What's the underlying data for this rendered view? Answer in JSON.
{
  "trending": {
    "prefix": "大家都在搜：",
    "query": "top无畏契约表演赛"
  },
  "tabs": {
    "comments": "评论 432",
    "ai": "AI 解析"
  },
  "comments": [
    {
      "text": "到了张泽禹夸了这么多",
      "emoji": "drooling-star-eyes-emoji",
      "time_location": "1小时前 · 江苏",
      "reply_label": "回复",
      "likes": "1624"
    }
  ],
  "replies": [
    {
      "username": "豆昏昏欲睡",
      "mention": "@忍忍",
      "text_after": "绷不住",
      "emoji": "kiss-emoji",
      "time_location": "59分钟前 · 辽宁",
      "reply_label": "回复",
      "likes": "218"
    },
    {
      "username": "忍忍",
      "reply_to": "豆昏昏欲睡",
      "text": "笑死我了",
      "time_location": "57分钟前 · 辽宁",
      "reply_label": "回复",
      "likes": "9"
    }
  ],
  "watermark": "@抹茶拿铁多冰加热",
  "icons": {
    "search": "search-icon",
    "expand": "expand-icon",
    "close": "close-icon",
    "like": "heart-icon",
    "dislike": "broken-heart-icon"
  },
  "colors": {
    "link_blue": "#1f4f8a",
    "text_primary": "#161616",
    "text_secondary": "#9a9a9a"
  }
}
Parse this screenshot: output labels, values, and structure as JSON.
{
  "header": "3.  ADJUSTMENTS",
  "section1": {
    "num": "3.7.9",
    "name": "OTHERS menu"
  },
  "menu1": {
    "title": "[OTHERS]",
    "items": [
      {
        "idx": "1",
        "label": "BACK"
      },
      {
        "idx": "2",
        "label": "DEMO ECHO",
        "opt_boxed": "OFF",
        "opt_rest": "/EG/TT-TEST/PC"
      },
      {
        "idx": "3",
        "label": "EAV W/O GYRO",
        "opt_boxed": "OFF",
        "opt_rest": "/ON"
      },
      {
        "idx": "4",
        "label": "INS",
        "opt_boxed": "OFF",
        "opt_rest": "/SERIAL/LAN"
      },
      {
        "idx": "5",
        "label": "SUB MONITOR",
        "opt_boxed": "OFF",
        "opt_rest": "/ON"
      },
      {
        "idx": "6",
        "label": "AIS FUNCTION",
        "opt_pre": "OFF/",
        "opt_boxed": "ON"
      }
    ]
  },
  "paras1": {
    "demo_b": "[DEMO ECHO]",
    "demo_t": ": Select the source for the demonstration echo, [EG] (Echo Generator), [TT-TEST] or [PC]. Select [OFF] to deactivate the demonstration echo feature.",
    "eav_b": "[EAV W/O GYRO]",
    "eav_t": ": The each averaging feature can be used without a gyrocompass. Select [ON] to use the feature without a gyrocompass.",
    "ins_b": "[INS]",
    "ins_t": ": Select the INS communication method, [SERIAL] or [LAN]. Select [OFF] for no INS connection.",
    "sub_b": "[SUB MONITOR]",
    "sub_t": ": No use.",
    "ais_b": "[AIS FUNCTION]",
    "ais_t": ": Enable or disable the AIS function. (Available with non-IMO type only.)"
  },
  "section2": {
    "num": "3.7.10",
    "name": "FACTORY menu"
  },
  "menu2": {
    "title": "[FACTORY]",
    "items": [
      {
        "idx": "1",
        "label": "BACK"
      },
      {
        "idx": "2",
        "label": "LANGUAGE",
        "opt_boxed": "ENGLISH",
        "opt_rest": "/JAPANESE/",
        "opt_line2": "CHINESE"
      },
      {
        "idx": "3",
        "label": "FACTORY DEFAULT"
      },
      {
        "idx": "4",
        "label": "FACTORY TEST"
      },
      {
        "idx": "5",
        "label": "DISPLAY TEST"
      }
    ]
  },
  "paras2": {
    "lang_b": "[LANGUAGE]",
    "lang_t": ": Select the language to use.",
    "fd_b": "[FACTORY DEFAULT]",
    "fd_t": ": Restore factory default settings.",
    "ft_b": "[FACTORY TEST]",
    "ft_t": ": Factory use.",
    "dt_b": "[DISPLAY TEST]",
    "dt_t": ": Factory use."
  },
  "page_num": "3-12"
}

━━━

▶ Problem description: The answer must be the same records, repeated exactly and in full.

▶ Written solution:
What's the underlying data for this rendered view? Answer in JSON.
{
  "trending": {
    "prefix": "大家都在搜：",
    "query": "top无畏契约表演赛"
  },
  "tabs": {
    "comments": "评论 432",
    "ai": "AI 解析"
  },
  "comments": [
    {
      "text": "到了张泽禹夸了这么多",
      "emoji": "drooling-star-eyes-emoji",
      "time_location": "1小时前 · 江苏",
      "reply_label": "回复",
      "likes": "1624"
    }
  ],
  "replies": [
    {
      "username": "豆昏昏欲睡",
      "mention": "@忍忍",
      "text_after": "绷不住",
      "emoji": "kiss-emoji",
      "time_location": "59分钟前 · 辽宁",
      "reply_label": "回复",
      "likes": "218"
    },
    {
      "username": "忍忍",
      "reply_to": "豆昏昏欲睡",
      "text": "笑死我了",
      "time_location": "57分钟前 · 辽宁",
      "reply_label": "回复",
      "likes": "9"
    }
  ],
  "watermark": "@抹茶拿铁多冰加热",
  "icons": {
    "search": "search-icon",
    "expand": "expand-icon",
    "close": "close-icon",
    "like": "heart-icon",
    "dislike": "broken-heart-icon"
  },
  "colors": {
    "link_blue": "#1f4f8a",
    "text_primary": "#161616",
    "text_secondary": "#9a9a9a"
  }
}
Parse this screenshot: output labels, values, and structure as JSON.
{
  "header": "3.  ADJUSTMENTS",
  "section1": {
    "num": "3.7.9",
    "name": "OTHERS menu"
  },
  "menu1": {
    "title": "[OTHERS]",
    "items": [
      {
        "idx": "1",
        "label": "BACK"
      },
      {
        "idx": "2",
        "label": "DEMO ECHO",
        "opt_boxed": "OFF",
        "opt_rest": "/EG/TT-TEST/PC"
      },
      {
        "idx": "3",
        "label": "EAV W/O GYRO",
        "opt_boxed": "OFF",
        "opt_rest": "/ON"
      },
      {
        "idx": "4",
        "label": "INS",
        "opt_boxed": "OFF",
        "opt_rest": "/SERIAL/LAN"
      },
      {
        "idx": "5",
        "label": "SUB MONITOR",
        "opt_boxed": "OFF",
        "opt_rest": "/ON"
      },
      {
        "idx": "6",
        "label": "AIS FUNCTION",
        "opt_pre": "OFF/",
        "opt_boxed": "ON"
      }
    ]
  },
  "paras1": {
    "demo_b": "[DEMO ECHO]",
    "demo_t": ": Select the source for the demonstration echo, [EG] (Echo Generator), [TT-TEST] or [PC]. Select [OFF] to deactivate the demonstration echo feature.",
    "eav_b": "[EAV W/O GYRO]",
    "eav_t": ": The each averaging feature can be used without a gyrocompass. Select [ON] to use the feature without a gyrocompass.",
    "ins_b": "[INS]",
    "ins_t": ": Select the INS communication method, [SERIAL] or [LAN]. Select [OFF] for no INS connection.",
    "sub_b": "[SUB MONITOR]",
    "sub_t": ": No use.",
    "ais_b": "[AIS FUNCTION]",
    "ais_t": ": Enable or disable the AIS function. (Available with non-IMO type only.)"
  },
  "section2": {
    "num": "3.7.10",
    "name": "FACTORY menu"
  },
  "menu2": {
    "title": "[FACTORY]",
    "items": [
      {
        "idx": "1",
        "label": "BACK"
      },
      {
        "idx": "2",
        "label": "LANGUAGE",
        "opt_boxed": "ENGLISH",
        "opt_rest": "/JAPANESE/",
        "opt_line2": "CHINESE"
      },
      {
        "idx": "3",
        "label": "FACTORY DEFAULT"
      },
      {
        "idx": "4",
        "label": "FACTORY TEST"
      },
      {
        "idx": "5",
        "label": "DISPLAY TEST"
      }
    ]
  },
  "paras2": {
    "lang_b": "[LANGUAGE]",
    "lang_t": ": Select the language to use.",
    "fd_b": "[FACTORY DEFAULT]",
    "fd_t": ": Restore factory default settings.",
    "ft_b": "[FACTORY TEST]",
    "ft_t": ": Factory use.",
    "dt_b": "[DISPLAY TEST]",
    "dt_t": ": Factory use."
  },
  "page_num": "3-12"
}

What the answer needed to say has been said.